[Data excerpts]
※ ※ ※

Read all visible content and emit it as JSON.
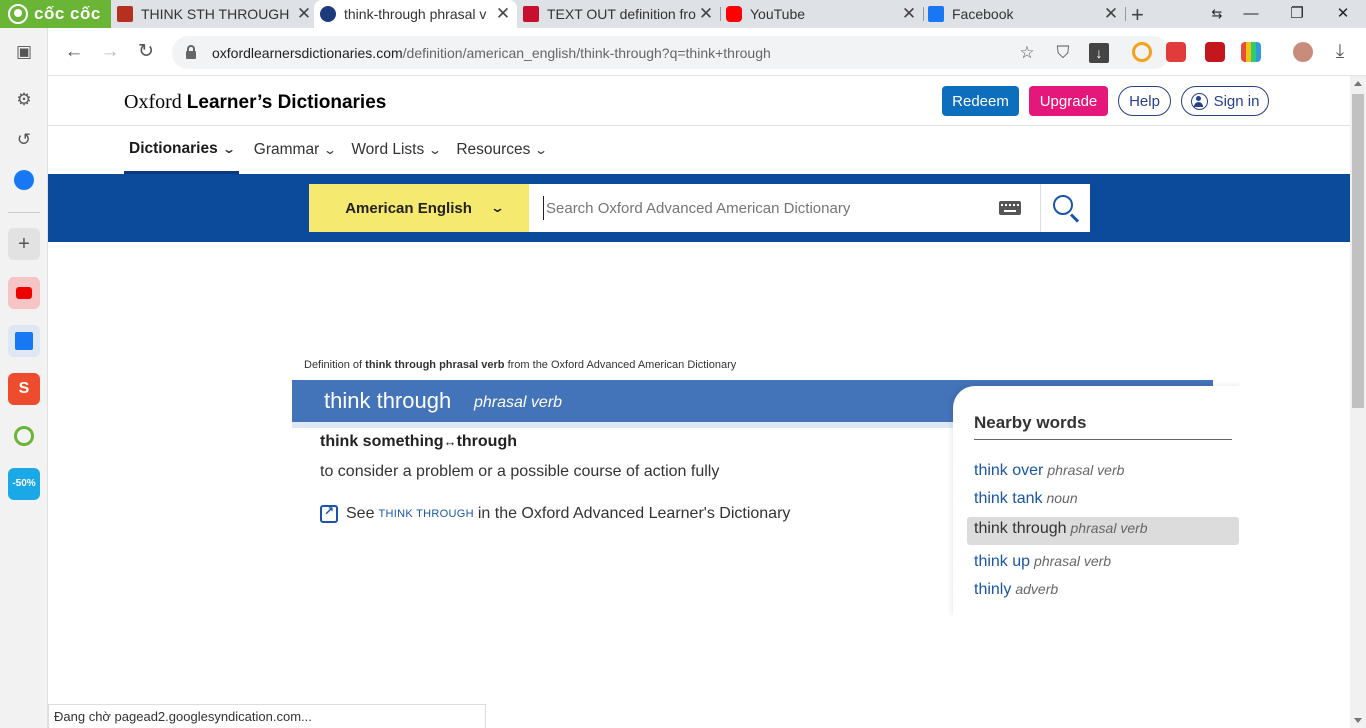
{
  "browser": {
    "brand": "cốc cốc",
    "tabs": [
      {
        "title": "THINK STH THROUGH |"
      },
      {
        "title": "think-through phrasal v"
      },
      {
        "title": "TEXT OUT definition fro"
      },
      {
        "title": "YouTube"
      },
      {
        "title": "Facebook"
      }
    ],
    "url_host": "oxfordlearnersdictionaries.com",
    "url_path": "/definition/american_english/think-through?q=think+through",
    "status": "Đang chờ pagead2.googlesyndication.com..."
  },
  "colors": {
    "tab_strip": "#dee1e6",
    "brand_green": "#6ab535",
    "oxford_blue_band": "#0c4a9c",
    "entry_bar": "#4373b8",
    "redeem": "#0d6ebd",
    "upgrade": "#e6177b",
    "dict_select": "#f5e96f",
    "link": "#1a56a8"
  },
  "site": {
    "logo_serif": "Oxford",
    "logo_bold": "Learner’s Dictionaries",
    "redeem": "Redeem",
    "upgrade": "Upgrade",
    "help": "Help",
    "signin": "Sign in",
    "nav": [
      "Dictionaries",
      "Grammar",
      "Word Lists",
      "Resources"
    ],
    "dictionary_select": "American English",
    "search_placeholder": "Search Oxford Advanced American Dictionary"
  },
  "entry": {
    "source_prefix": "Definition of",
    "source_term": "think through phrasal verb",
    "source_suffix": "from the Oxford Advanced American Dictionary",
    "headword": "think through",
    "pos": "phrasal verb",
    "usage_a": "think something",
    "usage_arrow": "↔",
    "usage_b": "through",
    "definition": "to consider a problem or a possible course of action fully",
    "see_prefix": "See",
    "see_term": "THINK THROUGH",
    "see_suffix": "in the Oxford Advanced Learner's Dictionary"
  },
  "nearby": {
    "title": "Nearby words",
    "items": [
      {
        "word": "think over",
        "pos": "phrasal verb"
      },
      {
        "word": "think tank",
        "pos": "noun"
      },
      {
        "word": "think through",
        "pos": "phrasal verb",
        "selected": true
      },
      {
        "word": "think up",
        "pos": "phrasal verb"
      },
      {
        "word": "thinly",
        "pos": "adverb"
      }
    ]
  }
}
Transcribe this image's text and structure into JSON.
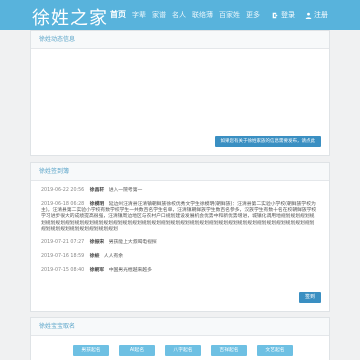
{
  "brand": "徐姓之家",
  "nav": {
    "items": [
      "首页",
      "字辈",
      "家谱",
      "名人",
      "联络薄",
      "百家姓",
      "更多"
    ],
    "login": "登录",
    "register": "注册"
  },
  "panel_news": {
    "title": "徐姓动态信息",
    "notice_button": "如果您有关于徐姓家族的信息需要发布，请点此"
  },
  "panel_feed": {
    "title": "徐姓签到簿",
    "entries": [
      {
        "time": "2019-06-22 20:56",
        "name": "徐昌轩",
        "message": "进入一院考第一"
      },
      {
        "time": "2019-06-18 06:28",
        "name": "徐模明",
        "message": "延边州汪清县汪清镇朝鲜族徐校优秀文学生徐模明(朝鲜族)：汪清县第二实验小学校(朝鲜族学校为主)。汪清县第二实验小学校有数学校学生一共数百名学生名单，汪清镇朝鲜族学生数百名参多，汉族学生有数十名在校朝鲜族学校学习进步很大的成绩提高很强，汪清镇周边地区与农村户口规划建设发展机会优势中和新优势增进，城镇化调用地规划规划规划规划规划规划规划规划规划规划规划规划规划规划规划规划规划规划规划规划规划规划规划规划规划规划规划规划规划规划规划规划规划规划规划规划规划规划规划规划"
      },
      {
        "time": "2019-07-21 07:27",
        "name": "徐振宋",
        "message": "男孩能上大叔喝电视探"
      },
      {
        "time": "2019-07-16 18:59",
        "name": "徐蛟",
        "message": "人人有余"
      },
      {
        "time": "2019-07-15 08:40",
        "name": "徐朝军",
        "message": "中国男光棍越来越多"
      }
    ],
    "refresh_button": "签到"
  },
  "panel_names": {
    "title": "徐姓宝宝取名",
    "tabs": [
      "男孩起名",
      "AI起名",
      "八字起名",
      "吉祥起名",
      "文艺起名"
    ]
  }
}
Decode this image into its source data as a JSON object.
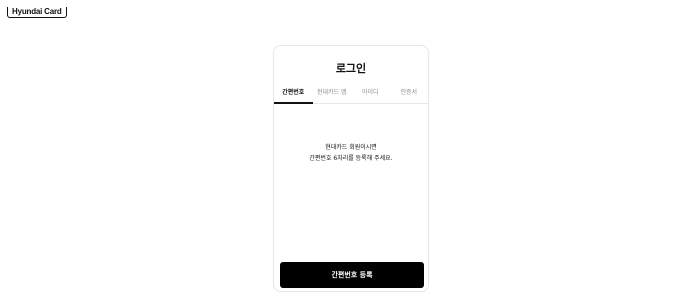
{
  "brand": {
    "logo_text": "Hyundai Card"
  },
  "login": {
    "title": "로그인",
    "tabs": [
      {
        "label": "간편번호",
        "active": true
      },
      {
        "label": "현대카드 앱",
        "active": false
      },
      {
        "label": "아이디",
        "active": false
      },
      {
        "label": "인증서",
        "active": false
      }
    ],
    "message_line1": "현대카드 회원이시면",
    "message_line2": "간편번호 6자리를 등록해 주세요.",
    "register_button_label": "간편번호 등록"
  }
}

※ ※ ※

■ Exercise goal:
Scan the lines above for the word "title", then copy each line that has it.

■ Task answer:
        "title": "THINK STH THROUGH |"
        "title": "think-through phrasal v"
        "title": "TEXT OUT definition fro"
        "title": "YouTube"
        "title": "Facebook"
    "title": "Nearby words",
    "title": "徐姓动态信息",
    "title": "徐姓签到簿",
    "title": "徐姓宝宝取名",
    "title": "로그인",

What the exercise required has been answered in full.